EXERCISE AIM: Report each line of the entries that contains the word "accessibility", copied in full.

LISTED RECORDS:

--

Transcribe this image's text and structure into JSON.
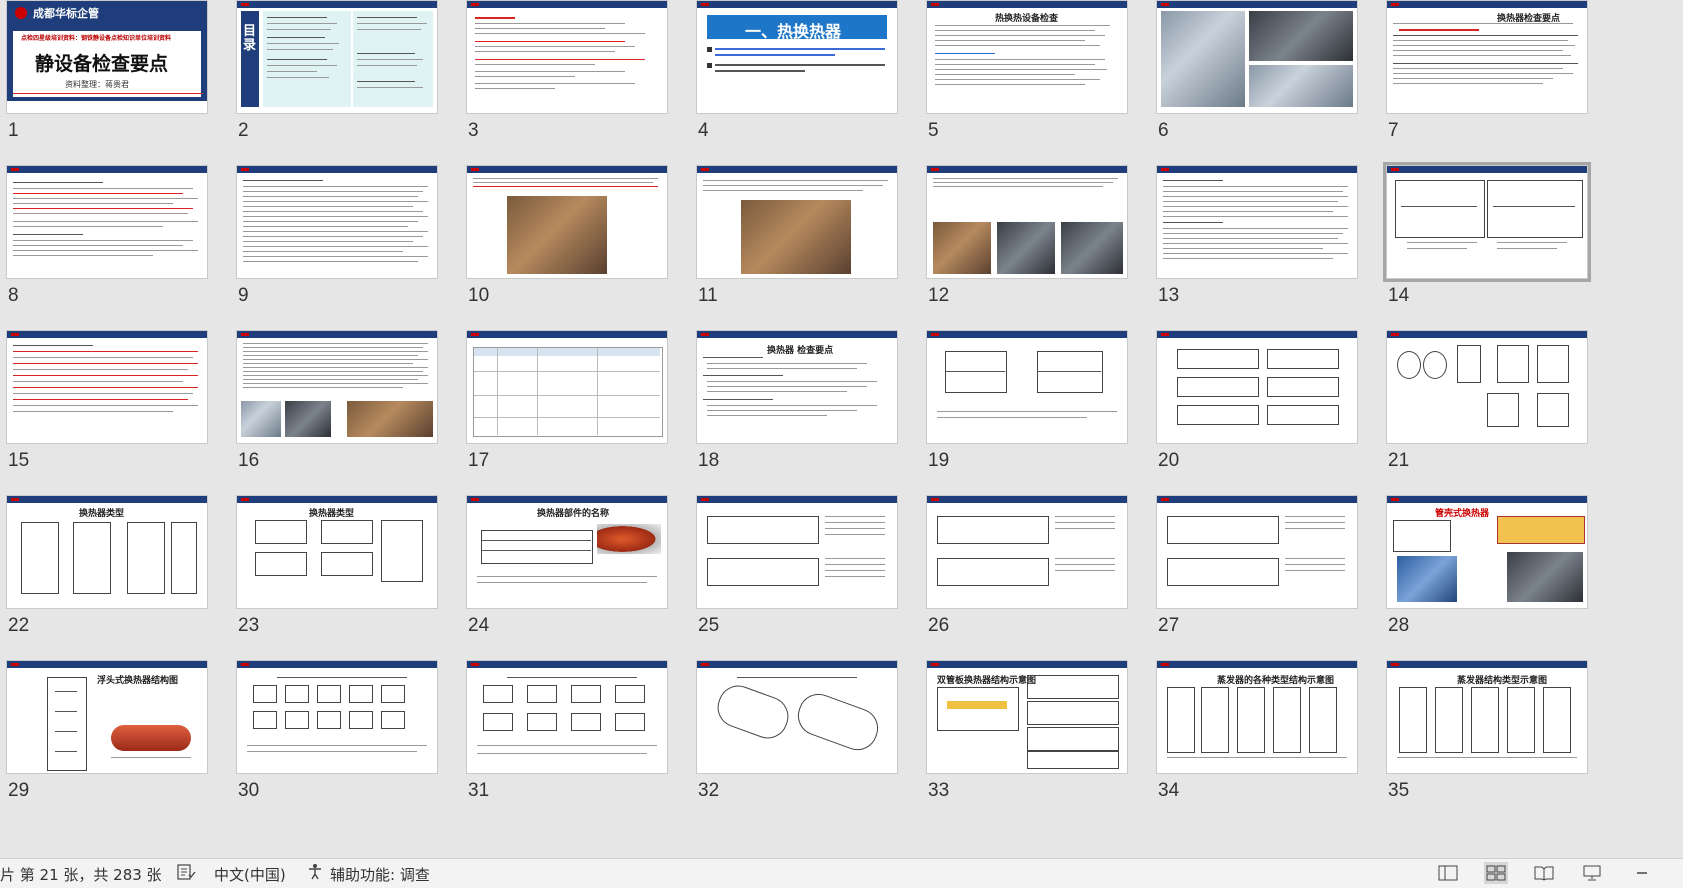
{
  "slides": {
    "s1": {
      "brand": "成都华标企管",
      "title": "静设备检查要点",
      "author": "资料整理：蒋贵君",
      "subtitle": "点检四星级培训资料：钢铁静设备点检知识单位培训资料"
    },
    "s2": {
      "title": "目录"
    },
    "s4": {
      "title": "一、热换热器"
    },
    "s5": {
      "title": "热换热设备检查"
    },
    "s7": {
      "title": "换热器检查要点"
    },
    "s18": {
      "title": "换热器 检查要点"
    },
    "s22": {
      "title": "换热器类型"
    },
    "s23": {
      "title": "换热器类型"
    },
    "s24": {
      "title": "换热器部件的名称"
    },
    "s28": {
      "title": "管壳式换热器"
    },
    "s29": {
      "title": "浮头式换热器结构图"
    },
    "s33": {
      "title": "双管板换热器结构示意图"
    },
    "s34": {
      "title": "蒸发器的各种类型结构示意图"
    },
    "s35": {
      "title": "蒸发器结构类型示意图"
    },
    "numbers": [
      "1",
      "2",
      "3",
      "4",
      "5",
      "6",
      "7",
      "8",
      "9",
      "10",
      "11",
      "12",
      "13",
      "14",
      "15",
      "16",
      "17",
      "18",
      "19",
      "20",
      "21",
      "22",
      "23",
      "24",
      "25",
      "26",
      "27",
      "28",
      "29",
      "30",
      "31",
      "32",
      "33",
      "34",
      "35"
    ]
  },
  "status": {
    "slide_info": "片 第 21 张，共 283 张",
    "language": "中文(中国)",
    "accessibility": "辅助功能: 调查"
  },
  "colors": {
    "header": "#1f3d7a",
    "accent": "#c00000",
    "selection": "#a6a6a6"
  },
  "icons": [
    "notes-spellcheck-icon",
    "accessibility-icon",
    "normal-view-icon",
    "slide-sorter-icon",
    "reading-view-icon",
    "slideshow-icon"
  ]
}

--

TASK OUTPUT:
    "accessibility": "辅助功能: 调查"
    "accessibility-icon",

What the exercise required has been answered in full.